Saturday was the NEA's Annual Read Across America Day. It celebrates Dr. Seuss' birthday and promotes reading for young and old alike. Many schools, including mine, celebrated this day with different Dr. Seuss themes.
It's stated that Theodore Geisel never made a point of having a specific moral in mind when writing a story He said that "kids can see a moral coming a mile off". Even though he wasn't opposed to writing about specific issues, he said that "there's an inherent moral in any story, and I'm subversive as hell."
I love Dr. Seuss. Most people do. I grew up with a well listened and worn LP record of Horton Hatches the Egg on one side, and The Sneetches and other Stories on the other.
(I still have this album in my basement).
These two book are probably my favorites and well worn into my mind.
The Sneetches and Other Stories
Those silly Sneetches wishing they had stars on thars. Of course there is a greater underlying theme to this story, that we are all alike no matter what our outside looks like. I'm not sure if I understood all that, or just wondered what old Sylvester McMonkey McBean did with that machine after fixing and unfixing all the Sneetches. Were there other places where Sneetches lived and wished to add or a remove a star?
Really the two best parts of this book for me where the story of Mrs. McCave who had 23 sons and named them all Dave, and the last story.
I love that one so much I wrote about it and the whole Sneetches collection here:
How To Name a Baby With the Help of Dr. Seuss
And the culmination of the collection is the frightful
What Was I Scared Of?
I'll tell you what! Pale green pants with nobody inside them! Come on, think about it, it is FRIGHTENING.
The majority of the events in the story are scary without even adding the pale green pants with nobody inside them. Picking a peck of Snide in a dark and gloomy Snide-field that was almost nine miles wide? Come on!!
Of course it all ends well...
My true Dr. Seuss love though is
Horton Hatches the Egg
Good old Horton. Rescuing the egg from the good for nothing Mayzie the Lazy Bird.
As a young child, confined to the endless prairie of North Dakota, where nothing interesting EVER happened, the fact that there was a line in the book referencing "Drake, North Dakota" made me feel validated. Drake is a real place, my best friend in kindergarten even moved there. Most books I'd read took place in New York City or Boston or some other well known city. Nothing in books ever happened in North Dakota.
Ahh, sad North Dakotan existence...
But back to Horton, he endured being taunted, being mocked by the other animals, because he was FAITHFUL and had made a promise to care for that egg while Mayzie took a break. Of course she comes back at the end and wants her egg back but sometime life rewards those that are good.
And as Dr. Seuss says, "it should be, it should be, it should be like that!"
You really can't go wrong with any Seuss book.
The 500 hats of Bartholomew Cubbins
Bartholomew and the Oobleck
Caldecott Honor Award, 1949
In both of these stories Bartholomew is the wise one who serves a silly king.
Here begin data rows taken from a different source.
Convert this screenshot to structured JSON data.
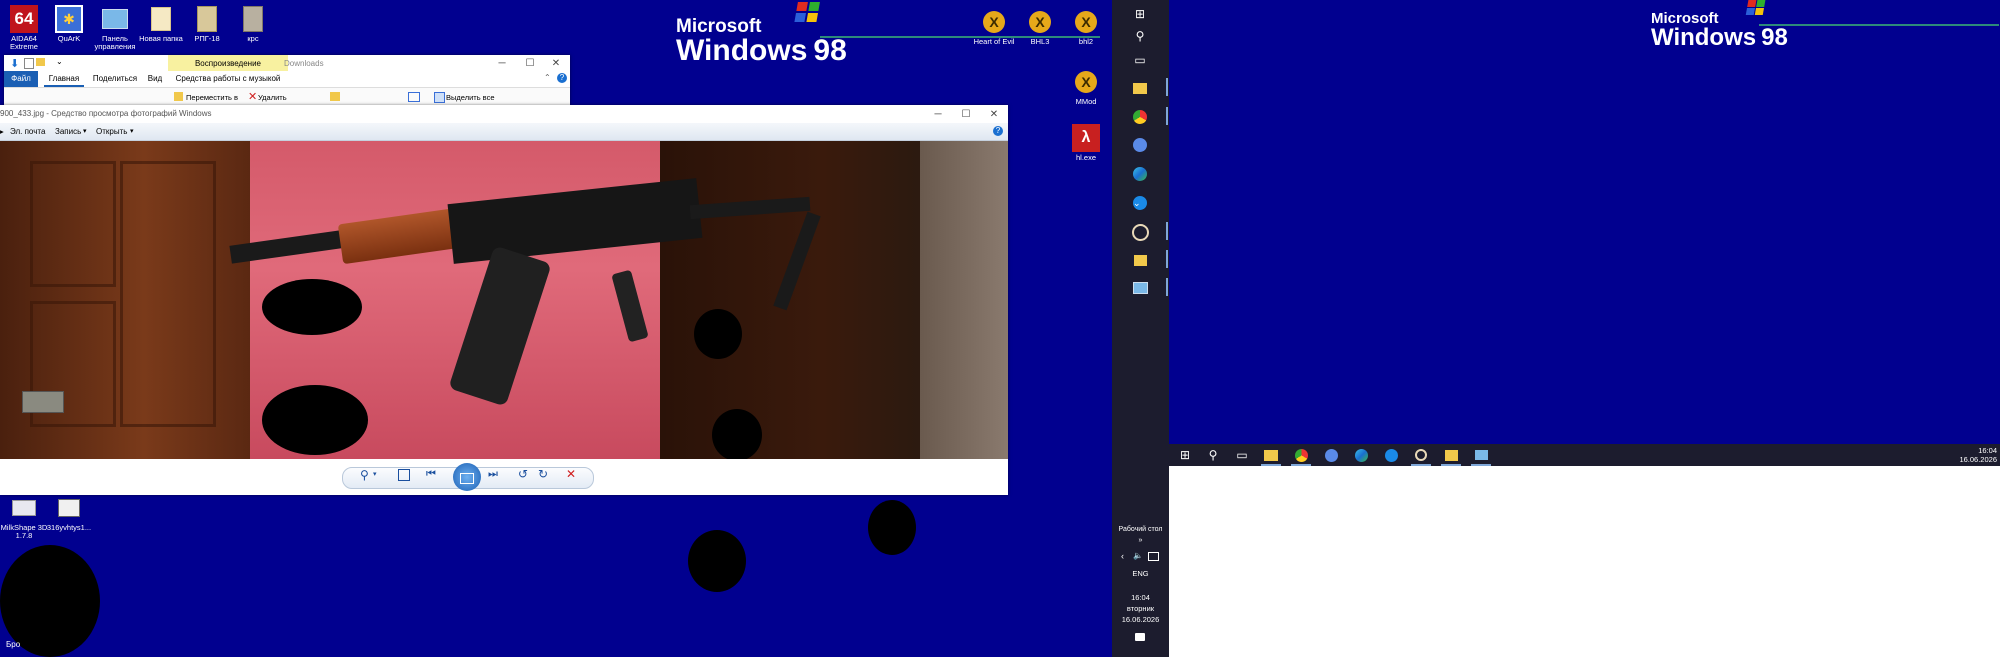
{
  "desktop_left": {
    "icons_top": [
      {
        "name": "aida64-icon",
        "label": "AIDA64 Extreme",
        "glyph": "64"
      },
      {
        "name": "quark-icon",
        "label": "QuArK",
        "glyph": ""
      },
      {
        "name": "control-panel-icon",
        "label": "Панель управления",
        "glyph": ""
      },
      {
        "name": "folder-icon",
        "label": "Новая папка",
        "glyph": ""
      },
      {
        "name": "rpg-folder-icon",
        "label": "РПГ-18",
        "glyph": ""
      },
      {
        "name": "krs-icon",
        "label": "крс",
        "glyph": ""
      }
    ],
    "icons_right": [
      {
        "name": "heart-of-evil-icon",
        "label": "Heart of Evil"
      },
      {
        "name": "bhl3-icon",
        "label": "BHL3"
      },
      {
        "name": "bhl2-icon",
        "label": "bhl2"
      },
      {
        "name": "mmod-icon",
        "label": "MMod"
      },
      {
        "name": "hl-exe-icon",
        "label": "hl.exe"
      }
    ],
    "icons_bottom": [
      {
        "name": "milkshape-icon",
        "label": "MilkShape 3D 1.7.8"
      },
      {
        "name": "file-icon",
        "label": "316yvhtys1..."
      }
    ],
    "bottom_text": "Бро",
    "logo_ms": "Microsoft",
    "logo_win": "Windows",
    "logo_ver": "98"
  },
  "explorer": {
    "tabs": [
      "Файл",
      "Главная",
      "Поделиться",
      "Вид",
      "Средства работы с музыкой"
    ],
    "contextual_header": "Воспроизведение",
    "path": "Downloads",
    "ribbon": {
      "move": "Переместить в",
      "delete": "Удалить",
      "select_all": "Выделить все"
    }
  },
  "photo_viewer": {
    "title": "900_433.jpg - Средство просмотра фотографий Windows",
    "menu": [
      "Эл. почта",
      "Запись",
      "Открыть"
    ],
    "help": "?"
  },
  "vertical_taskbar": {
    "desktop_label": "Рабочий стол",
    "lang": "ENG",
    "time": "16:04",
    "weekday": "вторник",
    "date": "16.06.2026"
  },
  "desktop_right": {
    "logo_ms": "Microsoft",
    "logo_win": "Windows",
    "logo_ver": "98",
    "clock_time": "16:04",
    "clock_date": "16.06.2026"
  },
  "colors": {
    "desktop": "#01008f",
    "taskbar": "#1c1c2e",
    "accent": "#0a64c8"
  }
}
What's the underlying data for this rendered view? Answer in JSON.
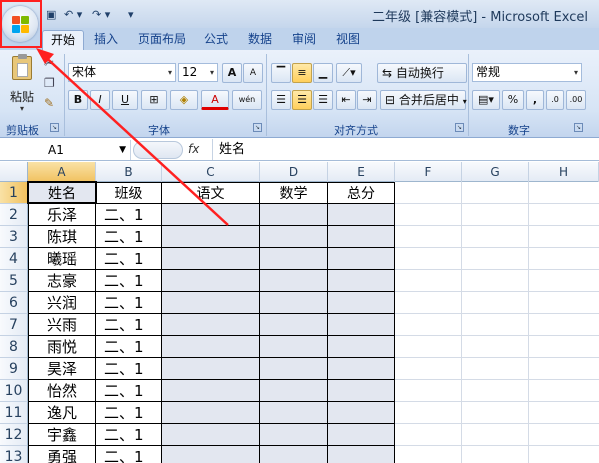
{
  "window": {
    "title": "二年级  [兼容模式] - Microsoft Excel"
  },
  "quick_access": {
    "save": "▣",
    "undo": "↶ ▾",
    "redo": "↷ ▾",
    "customize": "▾"
  },
  "tabs": [
    {
      "label": "开始",
      "active": true
    },
    {
      "label": "插入"
    },
    {
      "label": "页面布局"
    },
    {
      "label": "公式"
    },
    {
      "label": "数据"
    },
    {
      "label": "审阅"
    },
    {
      "label": "视图"
    }
  ],
  "ribbon": {
    "clipboard": {
      "paste_label": "粘贴",
      "group_label": "剪贴板"
    },
    "font": {
      "name": "宋体",
      "size": "12",
      "grow": "A",
      "shrink": "A",
      "bold": "B",
      "italic": "I",
      "underline": "U",
      "border": "⊞",
      "fill": "◈",
      "color": "A",
      "extra": "wén",
      "group_label": "字体"
    },
    "alignment": {
      "wrap_label": "自动换行",
      "merge_label": "合并后居中",
      "group_label": "对齐方式"
    },
    "number": {
      "format": "常规",
      "percent": "%",
      "comma": ",",
      "inc_dec": ".0",
      "dec_dec": ".00",
      "group_label": "数字"
    }
  },
  "formula_bar": {
    "name_box": "A1",
    "fx": "fx",
    "content": "姓名"
  },
  "grid": {
    "columns": [
      "A",
      "B",
      "C",
      "D",
      "E",
      "F",
      "G",
      "H"
    ],
    "selected_column": "A",
    "selected_row": 1,
    "header_row": [
      "姓名",
      "班级",
      "语文",
      "数学",
      "总分"
    ],
    "rows": [
      {
        "n": "2",
        "name": "乐泽",
        "cls": "二、1"
      },
      {
        "n": "3",
        "name": "陈琪",
        "cls": "二、1"
      },
      {
        "n": "4",
        "name": "曦瑶",
        "cls": "二、1"
      },
      {
        "n": "5",
        "name": "志豪",
        "cls": "二、1"
      },
      {
        "n": "6",
        "name": "兴润",
        "cls": "二、1"
      },
      {
        "n": "7",
        "name": "兴雨",
        "cls": "二、1"
      },
      {
        "n": "8",
        "name": "雨悦",
        "cls": "二、1"
      },
      {
        "n": "9",
        "name": "昊泽",
        "cls": "二、1"
      },
      {
        "n": "10",
        "name": "怡然",
        "cls": "二、1"
      },
      {
        "n": "11",
        "name": "逸凡",
        "cls": "二、1"
      },
      {
        "n": "12",
        "name": "宇鑫",
        "cls": "二、1"
      },
      {
        "n": "13",
        "name": "勇强",
        "cls": "二、1"
      }
    ]
  },
  "annotation_color": "#ff2020"
}
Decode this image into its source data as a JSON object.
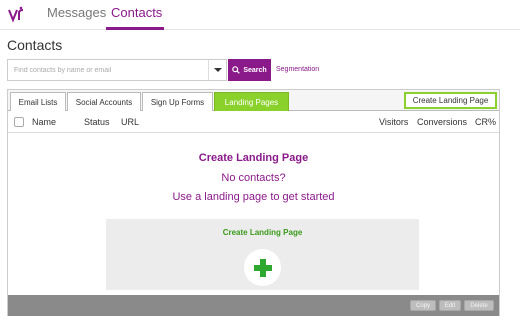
{
  "nav": {
    "messages": "Messages",
    "contacts": "Contacts",
    "accent_color": "#8a1a8a"
  },
  "page_title": "Contacts",
  "search": {
    "placeholder": "Find contacts by name or email",
    "value": "",
    "button_label": "Search",
    "segmentation_label": "Segmentation"
  },
  "tabs": [
    {
      "label": "Email Lists",
      "active": false
    },
    {
      "label": "Social Accounts",
      "active": false
    },
    {
      "label": "Sign Up Forms",
      "active": false
    },
    {
      "label": "Landing Pages",
      "active": true
    }
  ],
  "create_landing_page_button": "Create Landing Page",
  "table": {
    "columns": [
      "Name",
      "Status",
      "URL",
      "Visitors",
      "Conversions",
      "CR%"
    ]
  },
  "empty_state": {
    "title": "Create Landing Page",
    "line1": "No contacts?",
    "line2": "Use a landing page to get started",
    "panel_title": "Create Landing Page"
  },
  "footer": {
    "copy": "Copy",
    "edit": "Edit",
    "delete": "Delete"
  },
  "colors": {
    "brand_purple": "#8a1a8a",
    "active_tab_green": "#8bd12b",
    "plus_green": "#2fa82f",
    "footer_gray": "#8a8a8a"
  }
}
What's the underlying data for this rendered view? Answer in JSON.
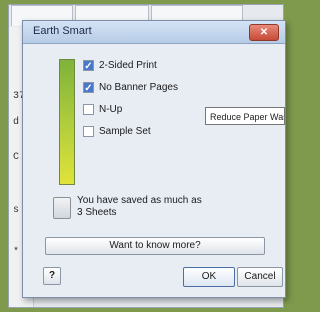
{
  "background_window": {
    "side_marks": [
      "37",
      "d",
      "C",
      "s",
      "*"
    ]
  },
  "dialog": {
    "title": "Earth Smart",
    "close_symbol": "✕",
    "options": [
      {
        "label": "2-Sided Print",
        "checked": true
      },
      {
        "label": "No Banner Pages",
        "checked": true
      },
      {
        "label": "N-Up",
        "checked": false
      },
      {
        "label": "Sample Set",
        "checked": false
      }
    ],
    "tooltip": "Reduce Paper Waste",
    "info": {
      "line1": "You have saved as much as",
      "line2": "3 Sheets"
    },
    "more_button": "Want to know more?",
    "help_button": "?",
    "ok_button": "OK",
    "cancel_button": "Cancel"
  },
  "colors": {
    "desktop_bg": "#7f9a4c",
    "dialog_bg": "#e8edf4",
    "close_red": "#c64b36",
    "bar_green": "#b8d13c"
  },
  "icons": {
    "checkbox_checked": "check-mark",
    "info": "paper-stack-icon"
  }
}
A couple more highly revered books in my home, worth a read or two are:
Thidwick the Big-Hearted Moose
It really redefines the idea of a good host. Read and see why, one of my son's favorites.
Yertle the Turtle and Other Stories
Yertle, king of the turtles, wants to reign higher than everything so insists the other turtles create a tower he can rule from in order to try to be taller than the moon.
It doesn't work, it all falls apart (literally) because the bottom turtle, Mack, burps and throws the whole balance off, freeing all the turtles and leaving Yertle as "King of the Mud".
Who doesn't know the story of the Grinch? And his poor dog Max?
How the Grinch Stole Christmas!
The Christmas special is wonderful. The story narrated by Boris Karloff is amazing. Those wonderful baritone songs sung by Thurl Arthur Ravenscroft (the original voice of Tony the Tiger and his trademark "They're grrreat!").The redemption of the Grinch, coupled with the love and good will shown by the Whos is a true classic.
The book is also amazing and I'm often stunned that people have only seen the t.v. program and never read the actual book. Don't be one of those people!
Confession, in the end of the story the Grinch carves the "roast beast". I've always referred to roast beef as roast beast because of this. Recently we were out somewhere and my 15 year-old son called roast beef "roast beast". Oops.
Caldecott Honor Award, 1947
"If I wait long enough, if I'm patient and cool, Who knows what I'll catch in
A small boy, Marco (first in the book below), fishes in a puddle (as a passerby notes to him). But a child's dreams and persistence often pay off.
And to Think That I Saw it on Mulberry Street
This was Dr. Seuss' first book.
I must stress though that while I don't think you can wrong with any Seuss book, you sure can be horrified watching the movie releases of his books. Whoever is managing his estate has sure missed the mark with the horrific Jim Carrey version of "The Grinch"
I admit I did see the movie version of "Horton Hears a Who!" and was excited and hated it.